The wrap-up motion, also referred to as Motion #999, is the final omnibus motion introduced by Joint Finance Committee in every budget. The motion is always a grab bag of surprises as it can include nearly anything, and is not released to the public until official introduction to the committee. Most of the provisions described below were included in the final budget bill. However, the legislature removed the contentious open records provision, the changes to the Joint Survey Committee on Retirement Systems and modified the extension of water or sewerage service between municipalities provision.
Open/Public Record Provisions
The biggest and most contentious item included in the wrap up motion were sweeping changes to Wisconsin’s open records laws. After widespread opposition to the provision from the press, legislators on both sides of the aisle, Attorney General Brad Schimel, conservative and liberal think tanks and the public, GOP leadership agreed to drop all public records provisions included in the budget. The governor’s office and other legislative leaders have announced plans to create a study committee to evaluate open records laws in Wisconsin.
Open records reforms included protecting legislative and legislative serving agency documents. All “deliberative materials” would not to be considered a public records for the purpose of the state’s public records law. The motion also provided legislators legal privilege or right to refuse to disclose, and to prevent current or former staff members from disclosing, a long list of communications and related records. These provisions would also direct legislative service agencies to observe the confidential nature of all communications, records, and information that may be subject to these legislative privileges. Additionally, the motion also deletes requirements that LRB maintained drafting records from prior sessions or otherwise provide legislative history services. All of these provisions were removed from the budget.
Joint Survey Committee on Retirement Systems (#22a)
The motion restructured the Joint Survey Committee on Retirement Systems to be entirely comprised of legislators, opposed to the current make-up of six legislators and four non-legislator positions.
The legislature removed these changes from the budget.
Extension of Water or Sewerage Service Between Municipalities (#66)
The motion would authorize a municipality to request an extension of water or sewer services from another municipality for areas not already having such services. The provision contains various requirements relating to such requests; for example, a requirement that the water or sewer utility approve or disapprove the request in writing within 45 days. Requests cannot be disapproved less the utility has insufficient capacity to serve the subject area or if the request will have a significant adverse effect on utility.
The Senate amendment, adopted into the budget, limited this provision to just Kenosha County.
Limits on Local Authority. (#55)
The motion limits towns or counties from imposing requirements that are expressly preempted by federal or state law as conditions for proving a conditional use permit. However, it appears this provision is a mere restatement of existing law.

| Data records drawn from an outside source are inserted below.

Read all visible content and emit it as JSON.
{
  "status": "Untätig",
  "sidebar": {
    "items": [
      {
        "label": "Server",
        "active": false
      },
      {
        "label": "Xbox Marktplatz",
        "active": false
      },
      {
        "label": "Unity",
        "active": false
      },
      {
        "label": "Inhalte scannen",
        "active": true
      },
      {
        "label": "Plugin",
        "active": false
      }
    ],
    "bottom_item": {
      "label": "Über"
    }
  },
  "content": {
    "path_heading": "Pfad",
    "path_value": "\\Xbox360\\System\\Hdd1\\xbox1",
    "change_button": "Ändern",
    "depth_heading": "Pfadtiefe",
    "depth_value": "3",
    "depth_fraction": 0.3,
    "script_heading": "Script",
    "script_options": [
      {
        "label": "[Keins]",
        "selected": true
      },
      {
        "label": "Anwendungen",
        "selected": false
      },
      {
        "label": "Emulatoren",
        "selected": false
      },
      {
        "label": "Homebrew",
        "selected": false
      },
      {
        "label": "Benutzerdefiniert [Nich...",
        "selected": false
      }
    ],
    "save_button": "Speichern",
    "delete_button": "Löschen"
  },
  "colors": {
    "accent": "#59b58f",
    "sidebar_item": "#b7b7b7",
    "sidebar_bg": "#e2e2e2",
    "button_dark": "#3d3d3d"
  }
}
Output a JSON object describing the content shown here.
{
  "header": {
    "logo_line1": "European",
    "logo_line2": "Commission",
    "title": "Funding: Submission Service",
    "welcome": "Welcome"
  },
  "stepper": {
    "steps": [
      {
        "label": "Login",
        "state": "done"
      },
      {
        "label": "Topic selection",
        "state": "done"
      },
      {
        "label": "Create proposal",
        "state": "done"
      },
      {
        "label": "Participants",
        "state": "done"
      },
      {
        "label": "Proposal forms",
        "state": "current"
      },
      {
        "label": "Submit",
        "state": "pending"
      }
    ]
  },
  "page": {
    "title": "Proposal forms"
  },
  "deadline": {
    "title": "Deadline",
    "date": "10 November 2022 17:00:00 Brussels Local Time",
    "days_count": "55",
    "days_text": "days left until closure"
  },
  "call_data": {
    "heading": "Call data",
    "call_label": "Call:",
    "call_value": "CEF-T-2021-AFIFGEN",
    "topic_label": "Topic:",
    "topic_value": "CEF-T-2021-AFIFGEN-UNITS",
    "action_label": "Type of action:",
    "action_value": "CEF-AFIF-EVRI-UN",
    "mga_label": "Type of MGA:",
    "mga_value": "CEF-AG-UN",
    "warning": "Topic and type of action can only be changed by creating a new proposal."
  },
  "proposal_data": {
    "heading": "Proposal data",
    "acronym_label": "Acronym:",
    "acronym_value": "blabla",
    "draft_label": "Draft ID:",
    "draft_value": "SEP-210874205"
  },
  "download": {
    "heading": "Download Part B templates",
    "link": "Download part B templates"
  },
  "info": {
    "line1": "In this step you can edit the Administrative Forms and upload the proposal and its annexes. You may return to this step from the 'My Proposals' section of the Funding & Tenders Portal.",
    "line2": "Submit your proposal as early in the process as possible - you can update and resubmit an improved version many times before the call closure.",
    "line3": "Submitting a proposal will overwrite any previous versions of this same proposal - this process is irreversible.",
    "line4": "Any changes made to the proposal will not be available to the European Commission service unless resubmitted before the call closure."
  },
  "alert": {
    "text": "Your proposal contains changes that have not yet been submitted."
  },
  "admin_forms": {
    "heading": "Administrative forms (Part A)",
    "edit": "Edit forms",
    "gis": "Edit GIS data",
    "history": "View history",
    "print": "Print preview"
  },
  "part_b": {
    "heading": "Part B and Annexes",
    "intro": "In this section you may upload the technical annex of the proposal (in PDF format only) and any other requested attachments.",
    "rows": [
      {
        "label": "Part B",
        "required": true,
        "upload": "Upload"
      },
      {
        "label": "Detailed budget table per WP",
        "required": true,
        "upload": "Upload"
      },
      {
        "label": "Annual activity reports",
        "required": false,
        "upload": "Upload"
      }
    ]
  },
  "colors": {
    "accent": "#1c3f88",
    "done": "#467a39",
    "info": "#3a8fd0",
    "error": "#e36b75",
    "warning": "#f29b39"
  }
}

This provision also prohibits any town or county from imposing insurance requirements on an operator of an interstate hazardous liquid pipeline if the pipeline company has comprehensive general liability coverage for sudden and accidental pollution.

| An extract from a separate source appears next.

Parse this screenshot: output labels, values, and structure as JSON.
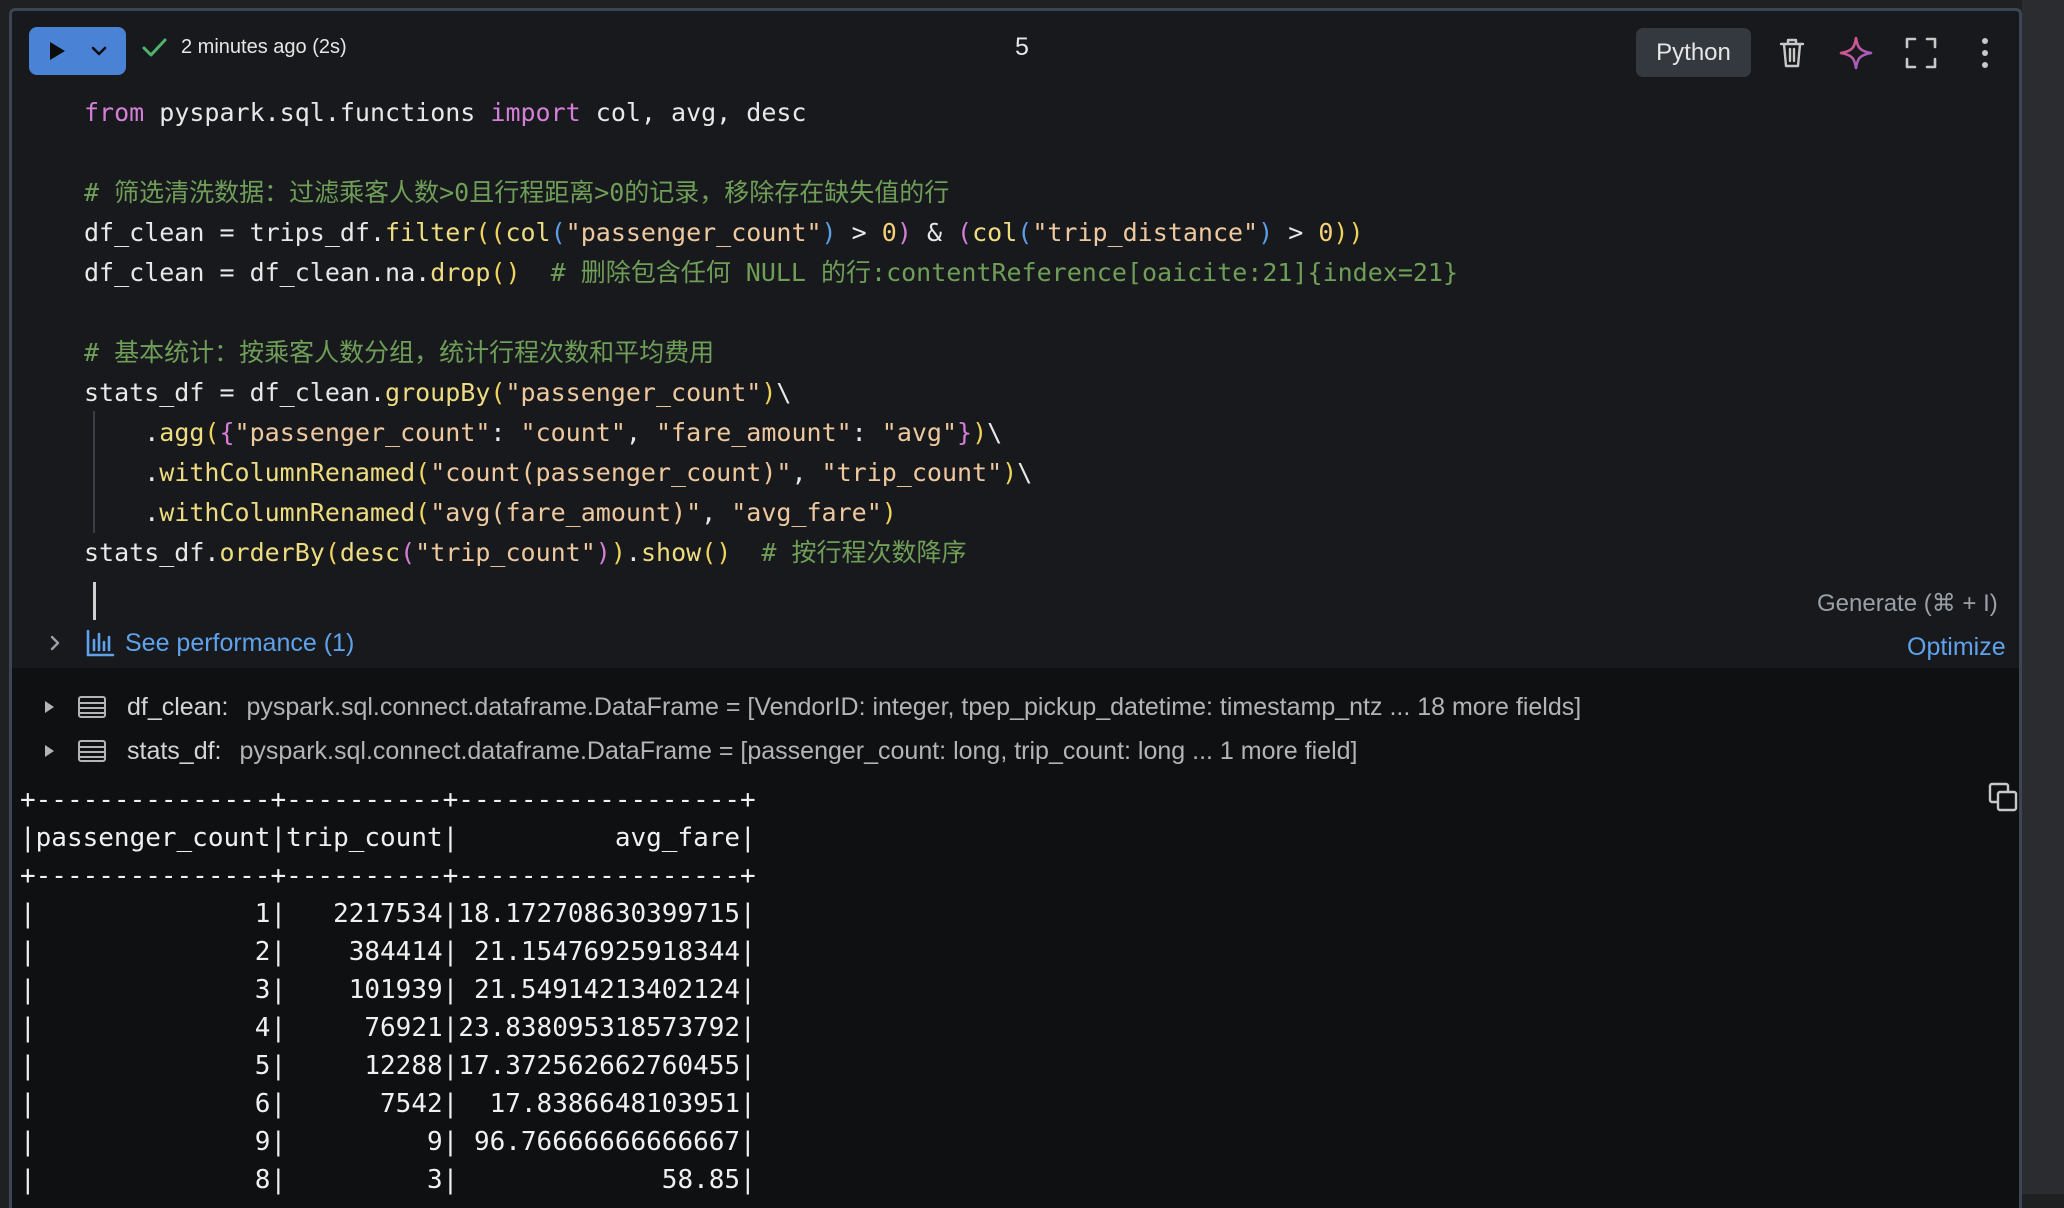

Lead Paint Liability & Toxic Substance Enforcement (#33)
The motion changes the definition of “lead-bearing paint” and deletes current statutory provisions allowing for administrative rules to supersede this definition. The committee also increase the maximum forfeitures for violations of Chapter 254 provisions relating to lead paint from $1,000 to $5,000 per violation. Knowing violations of these provisions will result in criminal penalties not less than $100 or more than $5,000 per violation.
PSC Provisions (#51-54)
The committee made various changes related to the condemnation authority of oil pipeline companies, modified the regulation of alternative telecommunication utilities, and changed the definition of essential telecommunication services. The motion specifies that the chairperson of the PSC is a distinct appointment, differing from that of a Commissioner, apparently for compensation purposes.
One Day of Rest in Seven (#56)
This provision inserts the language of Assembly Bill 118 into the budget bill. The provision allows employees to voluntarily choose to work without one day of rest in seven. Current law requires every factory or mercantile employer allow each employee 24 hours of rest in every consecutive seven days.
Military Property Program (#16)
The Military Property Program, under a bipartisan motion passed earlier in the budget process, received new processes for state or local law enforcement to participate in the program. These processes are removed in the wrap up motion. The new provisions would have required law enforcement to receive approval from the local government, file reports on the use of equipment obtained, and other oversight policies.
Special Prosecutor Positions for DOJ (#15)
The wrap up motion included a provision which supplemented the allocation to the DOJ in order to allow them to hire more special prosecutors.
Specifically the motion will provide $220,000 GPR annually to provide funding to DOJ for 2.0 assistant attorney general positions. The two assistant attorney general positions would act as special prosecutors in cases related to gun violence and other offenses involving the use of a firearm.
The allocation is contingent upon DOJ submitting a plan to JFC, under Wis. Stat. § 13.10, which would specify how DOJ will use the funds.